## MATERIAL FOR THIS EXERCISE
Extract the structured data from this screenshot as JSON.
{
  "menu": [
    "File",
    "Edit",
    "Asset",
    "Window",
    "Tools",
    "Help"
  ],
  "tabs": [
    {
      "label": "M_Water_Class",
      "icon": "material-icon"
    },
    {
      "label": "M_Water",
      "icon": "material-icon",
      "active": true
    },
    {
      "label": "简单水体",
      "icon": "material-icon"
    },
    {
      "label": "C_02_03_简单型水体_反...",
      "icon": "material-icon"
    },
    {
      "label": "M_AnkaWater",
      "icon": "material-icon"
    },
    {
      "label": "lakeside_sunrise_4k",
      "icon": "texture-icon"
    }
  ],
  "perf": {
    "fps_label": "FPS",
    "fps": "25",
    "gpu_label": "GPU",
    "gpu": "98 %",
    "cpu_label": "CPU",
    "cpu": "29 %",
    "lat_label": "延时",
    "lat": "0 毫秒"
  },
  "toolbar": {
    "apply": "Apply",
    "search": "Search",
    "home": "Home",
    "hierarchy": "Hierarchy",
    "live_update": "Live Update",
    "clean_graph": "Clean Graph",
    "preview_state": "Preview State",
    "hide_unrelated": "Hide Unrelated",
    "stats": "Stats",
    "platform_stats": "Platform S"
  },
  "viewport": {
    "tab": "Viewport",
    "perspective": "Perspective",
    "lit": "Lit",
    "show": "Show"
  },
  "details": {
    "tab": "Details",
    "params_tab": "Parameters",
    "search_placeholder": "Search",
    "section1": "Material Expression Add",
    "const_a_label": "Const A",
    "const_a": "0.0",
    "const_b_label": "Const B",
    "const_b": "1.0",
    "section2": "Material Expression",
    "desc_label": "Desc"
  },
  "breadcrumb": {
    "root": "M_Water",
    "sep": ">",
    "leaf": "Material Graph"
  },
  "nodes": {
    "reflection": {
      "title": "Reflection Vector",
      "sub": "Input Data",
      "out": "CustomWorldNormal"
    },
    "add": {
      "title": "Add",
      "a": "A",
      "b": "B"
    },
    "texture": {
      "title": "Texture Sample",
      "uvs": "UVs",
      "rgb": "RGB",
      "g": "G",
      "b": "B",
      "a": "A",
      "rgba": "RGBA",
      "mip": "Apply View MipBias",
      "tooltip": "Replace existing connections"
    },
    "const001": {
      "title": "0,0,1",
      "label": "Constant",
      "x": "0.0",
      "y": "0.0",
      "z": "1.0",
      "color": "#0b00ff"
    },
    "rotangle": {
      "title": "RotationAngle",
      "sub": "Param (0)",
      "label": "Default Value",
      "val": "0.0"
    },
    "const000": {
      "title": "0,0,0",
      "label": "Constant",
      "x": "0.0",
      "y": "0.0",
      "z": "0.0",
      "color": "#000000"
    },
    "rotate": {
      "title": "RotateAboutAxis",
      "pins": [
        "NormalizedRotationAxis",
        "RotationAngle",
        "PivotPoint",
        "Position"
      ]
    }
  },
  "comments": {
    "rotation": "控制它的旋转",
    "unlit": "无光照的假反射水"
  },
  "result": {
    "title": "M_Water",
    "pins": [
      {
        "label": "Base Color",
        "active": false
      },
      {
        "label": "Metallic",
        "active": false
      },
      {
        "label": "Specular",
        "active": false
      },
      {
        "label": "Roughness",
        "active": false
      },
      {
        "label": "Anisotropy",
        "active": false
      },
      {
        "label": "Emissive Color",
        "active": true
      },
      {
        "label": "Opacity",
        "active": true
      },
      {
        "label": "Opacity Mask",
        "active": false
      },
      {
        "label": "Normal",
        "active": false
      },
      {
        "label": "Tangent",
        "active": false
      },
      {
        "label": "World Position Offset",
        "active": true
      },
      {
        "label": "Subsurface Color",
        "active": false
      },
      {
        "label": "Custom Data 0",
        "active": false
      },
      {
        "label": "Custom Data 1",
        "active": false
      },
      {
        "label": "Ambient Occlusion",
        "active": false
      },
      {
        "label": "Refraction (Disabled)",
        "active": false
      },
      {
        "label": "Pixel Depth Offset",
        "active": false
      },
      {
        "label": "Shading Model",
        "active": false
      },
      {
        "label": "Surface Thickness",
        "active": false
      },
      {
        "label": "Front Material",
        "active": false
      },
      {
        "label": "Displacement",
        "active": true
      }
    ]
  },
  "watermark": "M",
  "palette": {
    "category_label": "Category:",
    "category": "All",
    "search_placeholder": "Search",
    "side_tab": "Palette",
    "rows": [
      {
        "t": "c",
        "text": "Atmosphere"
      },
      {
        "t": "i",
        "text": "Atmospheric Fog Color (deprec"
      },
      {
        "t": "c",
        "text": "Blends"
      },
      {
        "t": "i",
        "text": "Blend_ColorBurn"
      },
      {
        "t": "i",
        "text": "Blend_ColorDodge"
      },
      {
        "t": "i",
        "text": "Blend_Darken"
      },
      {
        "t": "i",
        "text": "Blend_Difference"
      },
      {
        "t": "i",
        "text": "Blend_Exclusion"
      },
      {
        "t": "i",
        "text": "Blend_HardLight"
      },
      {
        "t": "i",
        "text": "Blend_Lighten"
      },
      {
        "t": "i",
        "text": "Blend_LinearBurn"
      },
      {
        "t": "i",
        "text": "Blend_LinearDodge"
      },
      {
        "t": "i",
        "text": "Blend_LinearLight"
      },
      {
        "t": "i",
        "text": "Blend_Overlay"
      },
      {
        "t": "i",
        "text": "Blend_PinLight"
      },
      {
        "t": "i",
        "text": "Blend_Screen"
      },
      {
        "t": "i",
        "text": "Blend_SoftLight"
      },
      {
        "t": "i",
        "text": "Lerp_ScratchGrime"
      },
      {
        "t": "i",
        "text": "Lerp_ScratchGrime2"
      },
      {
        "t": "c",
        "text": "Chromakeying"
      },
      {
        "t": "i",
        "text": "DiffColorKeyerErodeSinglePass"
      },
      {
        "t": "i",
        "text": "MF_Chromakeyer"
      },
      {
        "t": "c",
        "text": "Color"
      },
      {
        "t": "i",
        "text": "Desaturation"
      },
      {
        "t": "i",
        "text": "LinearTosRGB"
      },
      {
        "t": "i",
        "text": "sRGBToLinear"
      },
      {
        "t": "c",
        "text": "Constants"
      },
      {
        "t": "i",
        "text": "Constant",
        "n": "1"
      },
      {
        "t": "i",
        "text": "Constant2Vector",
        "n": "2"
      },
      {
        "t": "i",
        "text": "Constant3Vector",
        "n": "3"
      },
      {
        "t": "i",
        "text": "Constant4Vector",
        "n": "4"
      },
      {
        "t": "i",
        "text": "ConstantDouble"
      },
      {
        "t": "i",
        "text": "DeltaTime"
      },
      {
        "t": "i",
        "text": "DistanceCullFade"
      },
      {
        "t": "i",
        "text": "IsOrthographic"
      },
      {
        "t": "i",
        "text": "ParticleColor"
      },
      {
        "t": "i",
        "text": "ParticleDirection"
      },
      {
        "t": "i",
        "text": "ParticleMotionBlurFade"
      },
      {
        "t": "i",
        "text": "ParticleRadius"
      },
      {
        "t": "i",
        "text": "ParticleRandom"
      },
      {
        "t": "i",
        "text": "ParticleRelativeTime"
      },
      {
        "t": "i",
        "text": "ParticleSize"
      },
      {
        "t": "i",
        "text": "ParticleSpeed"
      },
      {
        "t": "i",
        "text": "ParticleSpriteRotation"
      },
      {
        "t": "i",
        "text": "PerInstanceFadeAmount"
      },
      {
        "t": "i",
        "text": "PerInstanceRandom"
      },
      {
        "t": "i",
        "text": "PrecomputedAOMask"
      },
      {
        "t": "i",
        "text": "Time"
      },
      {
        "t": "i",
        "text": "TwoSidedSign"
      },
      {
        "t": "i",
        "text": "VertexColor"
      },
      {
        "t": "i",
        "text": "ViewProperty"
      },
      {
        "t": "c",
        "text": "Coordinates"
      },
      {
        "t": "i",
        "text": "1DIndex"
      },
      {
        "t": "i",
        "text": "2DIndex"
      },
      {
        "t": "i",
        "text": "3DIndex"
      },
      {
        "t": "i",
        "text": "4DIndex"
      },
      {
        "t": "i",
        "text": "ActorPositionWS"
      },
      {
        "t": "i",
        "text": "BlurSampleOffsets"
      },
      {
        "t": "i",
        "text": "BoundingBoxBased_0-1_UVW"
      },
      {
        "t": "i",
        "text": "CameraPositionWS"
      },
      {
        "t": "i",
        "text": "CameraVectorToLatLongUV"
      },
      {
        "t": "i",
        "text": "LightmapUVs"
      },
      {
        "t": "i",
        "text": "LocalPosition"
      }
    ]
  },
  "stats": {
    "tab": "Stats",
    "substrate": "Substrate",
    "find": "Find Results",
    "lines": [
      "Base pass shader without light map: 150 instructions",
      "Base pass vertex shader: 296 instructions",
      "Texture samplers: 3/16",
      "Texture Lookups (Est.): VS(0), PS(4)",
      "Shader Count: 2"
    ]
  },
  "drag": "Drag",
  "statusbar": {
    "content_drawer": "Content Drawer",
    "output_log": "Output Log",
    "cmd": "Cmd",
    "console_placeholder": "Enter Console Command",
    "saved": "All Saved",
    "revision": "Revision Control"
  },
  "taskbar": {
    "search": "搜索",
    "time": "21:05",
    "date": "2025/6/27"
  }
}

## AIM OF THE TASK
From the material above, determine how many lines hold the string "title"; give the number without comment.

## WRITTEN SOLUTION
8